1: Is That You?
It was a beautiful day - a warm breeze cut through the humidity, tugging at the leaves on the trees. The sky was a brilliant shade of cobalt blue, with only a few wisps of clouds to be seen. It was beautiful, yes - almost ironically.
Crew members carried trunks down the haphazardly made trail through the trees to the shore, loading them into rowboats to be brought back to the ship. The clearing where the Porter's camp had once been was clear again - the only proof they had eve been there being the disturbances in the dirt. Jane looked around, picking up her small valise. "Ready to go, Daddy?"
"It would appear so," Archimedes said, "I do wish we could have stayed longer, though. Just a few more days - that's all I'm asking, really. I don't see why-"
"Daddy," Jane interjected, "There's no use fretting now. You know I want to stay as much as you do, but we don't have any time left." Her father nodded resolutely. "But, I can't help but wish he were here."
"You know who," she sighed, "We never got to say a proper goodbye, and I'll…never…you know, be able to, mm, come back."
"I know it may be foolish, but perhaps, in a few years, I'll be granted to the funding to come back here again. It's nearly impossible - but perhaps."
"Oh, what's the point in holding out hope, Daddy?" Jane said as she began making her way towards the trail that would lead them to the shore. "You said it yourself, it's nearly impossible that we'll ever come back. I see little point in holding out false hope."
As they walked, Jane gazed up at the trees around her. Never again would she them. Never again would see hear these bird calls, or run her hands through the sand as she watched the sun rise and set each day - never again, never again. She knew that she had stored away a small lavender flower in one of her books. She hoped to press it and frame it when she returned to London; her one memento of this trip, and the person she so desperately hoped would appear at any second.

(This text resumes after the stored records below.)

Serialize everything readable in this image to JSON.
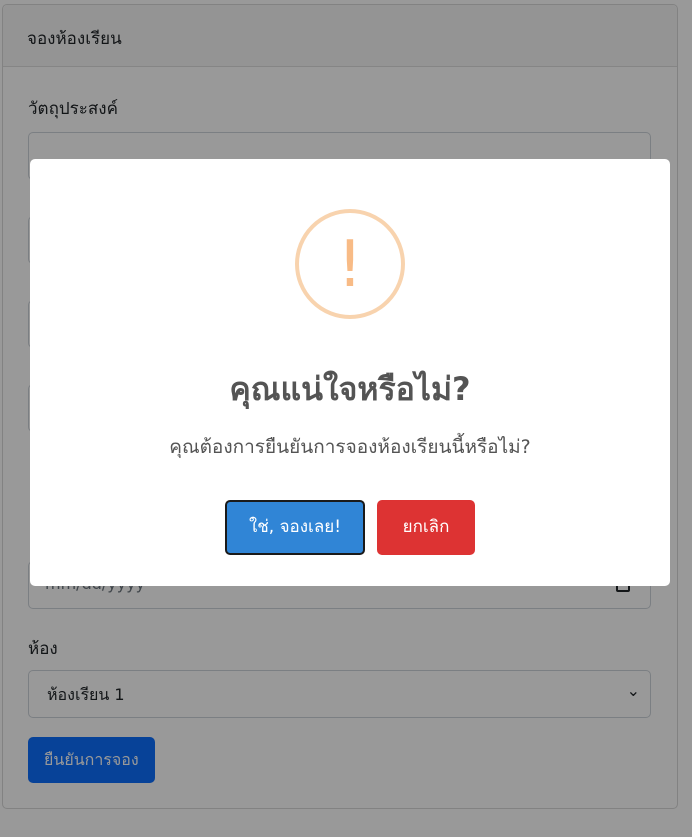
{
  "card": {
    "header_title": "จองห้องเรียน"
  },
  "form": {
    "purpose_label": "วัตถุประสงค์",
    "date_placeholder": "mm/dd/yyyy",
    "room_label": "ห้อง",
    "room_value": "ห้องเรียน 1",
    "submit_label": "ยืนยันการจอง"
  },
  "modal": {
    "icon": "!",
    "title": "คุณแน่ใจหรือไม่?",
    "text": "คุณต้องการยืนยันการจองห้องเรียนนี้หรือไม่?",
    "confirm_label": "ใช่, จองเลย!",
    "cancel_label": "ยกเลิก"
  },
  "colors": {
    "confirm": "#3085d6",
    "cancel": "#dd3333",
    "warning": "#f8bb86",
    "primary": "#0d6efd"
  }
}
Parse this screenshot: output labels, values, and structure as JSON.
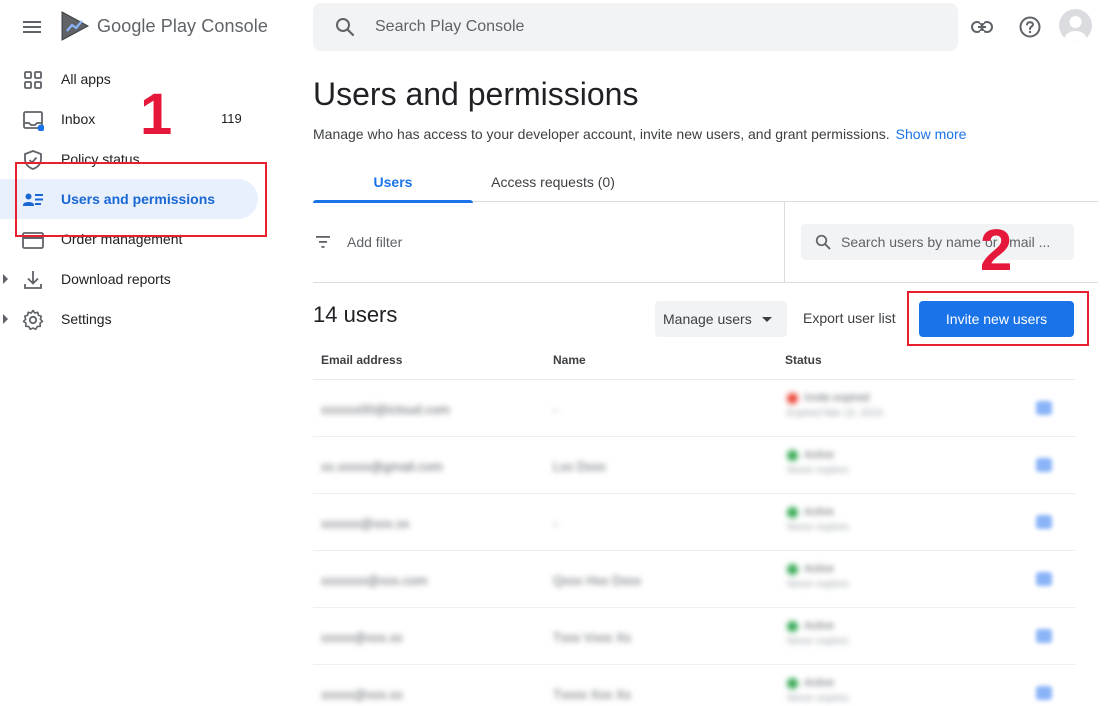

Soil and overgrown grass soon turned to sand and rock, and they had reached the shore. Archimedes turned to look behind him, back at the jungle, with trees tall enough to touch the clouds. "We best be going," he sighed, taking the lead in making his way to their rowboat that would take them to the ship. Jane followed closely behind, trying to savor each fleeting moment,
Taking her seat, the crewman pushed them out into the water, quickly getting into the boat himself. The gentle rocking of the boat in the waves lulled Jane's mind. London awaited them - not only London, but friends, family, the university's zoology and botany departments … so many people to see and places to go.
Turning around in her seat, Jane cast a glance back at the increasingly more distant shoreline. "Stop," she said, before she could fully comprehend what she was saying. The words seemed to fall out of her mouth.
"What do you mean, Miss Porter?" the crewman asked,
"I…don't know - well, I do, but, you see…" Archimedes raised his eyebrows, urging Jane to continue. She could see a glimmer of hope in his eyes. She was sure he could see the same in hers. The further away they got, the stronger the pull felt, a pull backwards beckoning them to come back. "I want to stay," she all but whispered.
"But, Miss Porter, you know you can't."
"But, my good sir," her father chimed in quickly, "Who are we to deny this young lady her heart's desires? I mean really. If you insist, Jane, we'll stay. Only if you insist."
Jane smiled; she could hear the playful tone in her father's voice that maybe only she could detect. There was no doubt in her mind that he wanted to stay as much as she did. With a reluctant sigh, the crewman began maneuvering the boat to return to shore. "I doubt anyone will be happy to hear this news," he grumbled. As the boat hit the sand, Jane all but jumped out, stumbling a bit in the shin-high water.
Struggling to get her footing in the sand, Jane scrambled out of the water, her father, still in the boat, in close pursuit. "Daddy," she panted, I have to go find him."
Knowing what she meant, her father motioned for her to go. Still short of breath and gripping fistfuls of her dress in her hands as not to trip, she ran off into the jungle. "Professor," the crewman said, "You can't be serious, can you? Staying here … there's nothing around for miles - just trees."
"Well, maybe there's more here than you think, sir."
"Perhaps," he sighed, not sounding too convinced, "I'll go inform the others, and the captain. We'll begin bringing your belongings back at once."
"What a good chap!" The Professor exclaimed.
Jane found her way back to the clearing where their camp had once stood. Carefully, she scanned the treetops - he could have been there, hidden, watching them leave. She couldn't be entirely sure though. Much to her dismay, there was no sign of him here. With a great huff of determination, she gathered up her dress in her hands once more, and began walking in the direction of the treehouse. She had no idea whether or not he would be there, but there were only so few places she knew in this jungle that it was as good of a guess as any other. It was a rather hot day - only exacerbated by this trek made in less than proper attire. Loose strands of her chestnut brown hair stuck to her forehead, held there by perspiration,
Finally, she reached the treehouse, if one could call it that - a house, It was a ramshackle old place by now - having seen many years of unrelenting weathering. It was not too high off the ground, but high enough in the branches that she wondered how she would ever reach it. Grabbing hold of a sturdy looking vine that hung from the tree, she pulled herself up, eventually able to grab ahold of one of the wide, rough boughs well enough to hoist herself the rest of the way.
The treehouse was small, and dark. She hesitated to go inside, fearing that the old wood would not hold her weight and she would plummet to the ground below. She had seen Tarzan scale this tree and go inside before - but she was not Tarzan - nowhere close. She was a civilized woman - not someone well versed in climbing trees and swinging from vines.
Gently, she reached out her nimble white-gloved hand and pushed open the flimsy door. It was oddly smooth and stuck a bit when she tried to open it. Pushing her way inside, she looked around - not that there was much to see. What was once likely a blanket lay on the floor, now little more than a tattered rag. Aside from this, the floor was bare, with the exception of a few stray bits of paper that lay on the ground.
A figure in the corner caught her eye. Their back was turned, but even so - there were few other people she imagined it could be. "Tarzan?" she softly called out, "Is that you?"